Vincent Smarkusz

Undiscovered American Genius in Modern Art

Figure Studies 2

Abstract overlays of color washes appeared in Vincent's earliest figure studies

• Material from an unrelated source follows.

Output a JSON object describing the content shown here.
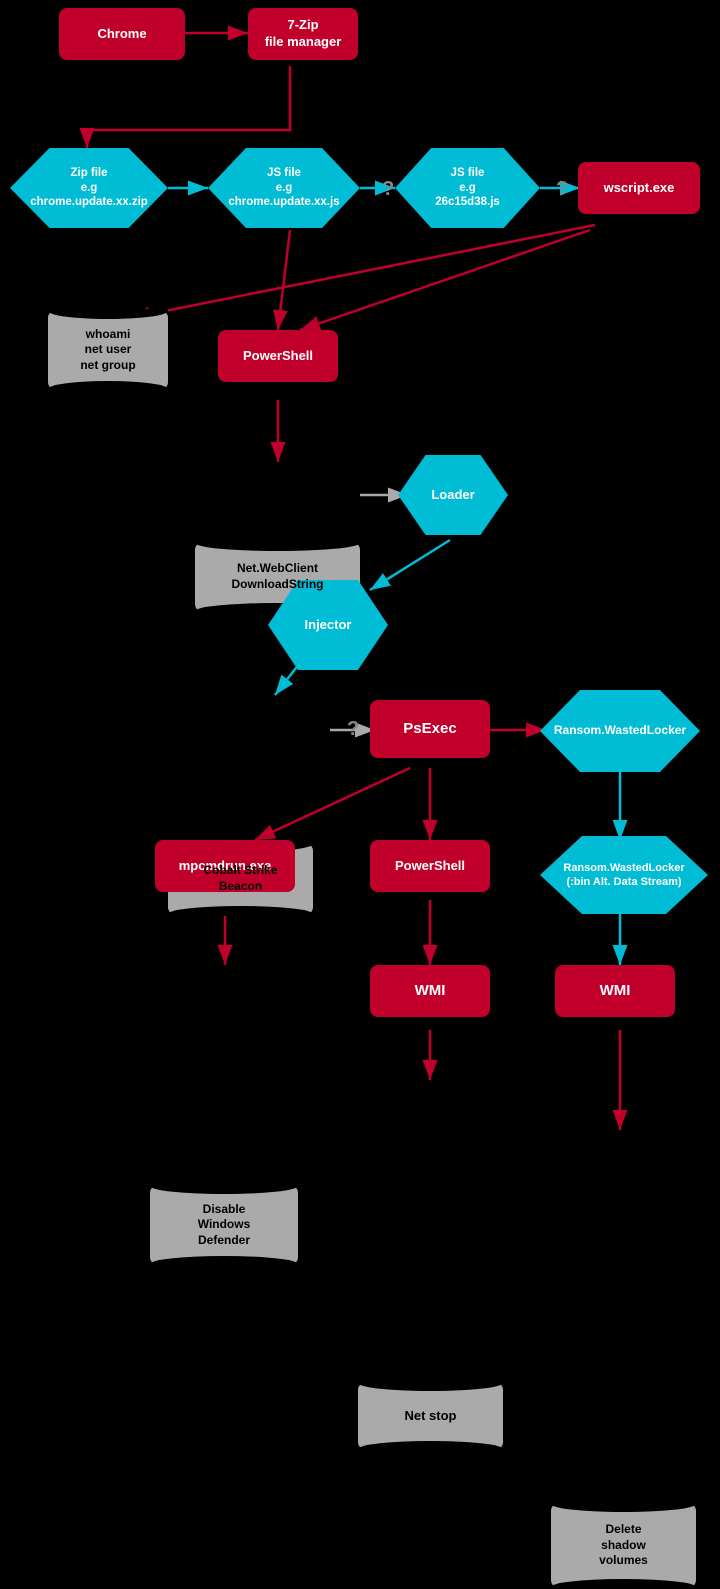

Smarkusz first experimented with a loosely applied and abstract use of color washes in the pen and ink studies he created while attendimg Hartford Art School in 1940.  They appear to be roughly executed value studies, but they are also much more than that.  In hindsight, we see how they are the earliest indication of a technique he will later develop to great effect. 
By interrelating stylized figurative forms with abstract fields of color, Smarkusz creates a new layer of perception between the figurative and the abstract - one which exposes the oscillating nature of both the figure-ground and subject-object relationships.  Although he would always represent human forms and themes, Vincent was quickly becoming an abstract and conceptual artist. 
This Figure Studies 2 gallery shows the subtle genesis of that technique and concept, discovered through experimentation at a young age - perhaps temporarily forgotten - but permanently imprinted on his imagination.  Smarkusz later developed the effect through his surreal and abstract "Fusionism" imagery of the 1950s, and perfected it in the “Aura View” style of Figurative Expressionist portraiture he created in the 1960s - employing the technique right into the year of his death in 1974.
Early in 1941 however, Vincent had to leave art school when he was drafted into the U.S. Army.  On his 22nd birthday of Feb. 18th, he signed up to enter the Army Air Corp and would serve five long years in WWII.  He would ultimately serve as an aerial gunner on an A-20 fighter-bomber over the Philippines and Okinawa, Japan.